The White Pine Association (WPA) is the non-profit serving the Koasek of the Koas.
The White Pine Association is a not-for-profit organization located in the heart of Koasek historic territory. The Association is dedicated to preserving the history, culture, and languages of the Abenaki people and assisting the Koasek and other historic bands of the Abenaki Nation in their mission of preservation, education, health, and healing.
The White Pine is made up of Native and Non-Natives of the Abenaki Nation who are members of the community of Wells River, Newbury, Haverhill, NH, or have a commitment to the region and the mission of the White Pine Association.
The White Pine has successfully established a language program of the endangered Abenaki language and is freely giving the language back to the enrolled citizens of the Koasek, Missisquoi/Sokoki St. Francis band, Nulhegan Band, and El Nu Tribe via a website; hosting audio files and pdf files of the dictionary of the Stephen Laurent and Jesuit Aubrey translation of the Abenaki Language.
We are continuing the language preservation mission to host language immersion programs eventually.
Our Latest Success Story
The White Pine Association is also re-establishing our ancient flint corn, which was gifted back to us in 2006 by Charlie and Sarah Calley.
This amazing corn was grown by the Abenaki in the Koas Meadows on both sides of the CT river in the areas now known as Newbury, Vermont, and Haverhill, New Hampshire.
The White Pine Association is presently supporting The Sagakwa Seeds of Renewal Garden.
Toildrop association to promote sustainable woodworking and craft.
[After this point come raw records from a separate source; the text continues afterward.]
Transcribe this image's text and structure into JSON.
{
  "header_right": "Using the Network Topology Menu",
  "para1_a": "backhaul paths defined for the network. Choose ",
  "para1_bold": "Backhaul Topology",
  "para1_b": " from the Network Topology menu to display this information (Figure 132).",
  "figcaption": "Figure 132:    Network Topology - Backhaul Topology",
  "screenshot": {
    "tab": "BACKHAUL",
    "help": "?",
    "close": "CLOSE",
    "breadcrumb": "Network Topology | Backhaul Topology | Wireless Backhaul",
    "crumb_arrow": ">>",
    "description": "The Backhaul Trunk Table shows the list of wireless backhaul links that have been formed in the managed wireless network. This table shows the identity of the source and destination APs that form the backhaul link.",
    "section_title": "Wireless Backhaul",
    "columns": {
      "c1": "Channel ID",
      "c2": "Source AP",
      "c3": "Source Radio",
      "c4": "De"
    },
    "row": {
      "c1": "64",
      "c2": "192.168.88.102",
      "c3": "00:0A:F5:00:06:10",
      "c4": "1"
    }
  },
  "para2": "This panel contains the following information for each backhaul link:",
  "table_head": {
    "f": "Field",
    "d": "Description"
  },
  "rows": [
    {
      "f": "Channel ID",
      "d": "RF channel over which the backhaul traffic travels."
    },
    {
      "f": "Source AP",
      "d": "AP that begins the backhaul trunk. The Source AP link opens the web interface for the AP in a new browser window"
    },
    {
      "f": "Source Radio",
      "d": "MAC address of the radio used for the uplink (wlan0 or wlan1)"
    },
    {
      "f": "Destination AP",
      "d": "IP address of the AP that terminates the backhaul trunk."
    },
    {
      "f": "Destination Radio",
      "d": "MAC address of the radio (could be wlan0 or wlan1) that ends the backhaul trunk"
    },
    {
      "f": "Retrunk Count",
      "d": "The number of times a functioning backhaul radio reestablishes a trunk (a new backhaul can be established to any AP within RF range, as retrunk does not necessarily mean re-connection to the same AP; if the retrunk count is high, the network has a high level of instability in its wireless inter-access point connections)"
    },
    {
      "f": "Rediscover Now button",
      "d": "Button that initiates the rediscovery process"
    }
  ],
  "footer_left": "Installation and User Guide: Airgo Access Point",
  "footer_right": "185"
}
It is designed so that both educators and parents alike can use it to stimulate discussion and promote a better understanding of the Native Americans who have lived here for thousands of years. Discussion questions are included at the end of each section. Abenaki words are set in italics and can be found in the Glossary along with a list of Suggested Resources. It is hoped that many of the common misconceptions about the Abenaki people will be clarified by providing this information. Reading about our unique history will help the students of the Koas Meadows region gain knowledge of their own history and instill a sense of pride in their unique and culturally diverse heritage. We hope this booklet provides insight into the origins of our families and the history of the Koas Meadows. Most importantly, our message to you is that our community is strong and unique from the history of Koas to you today. It is not just the beautiful meadows or the amazing mountains that make this a special place; it is the community of people who live here.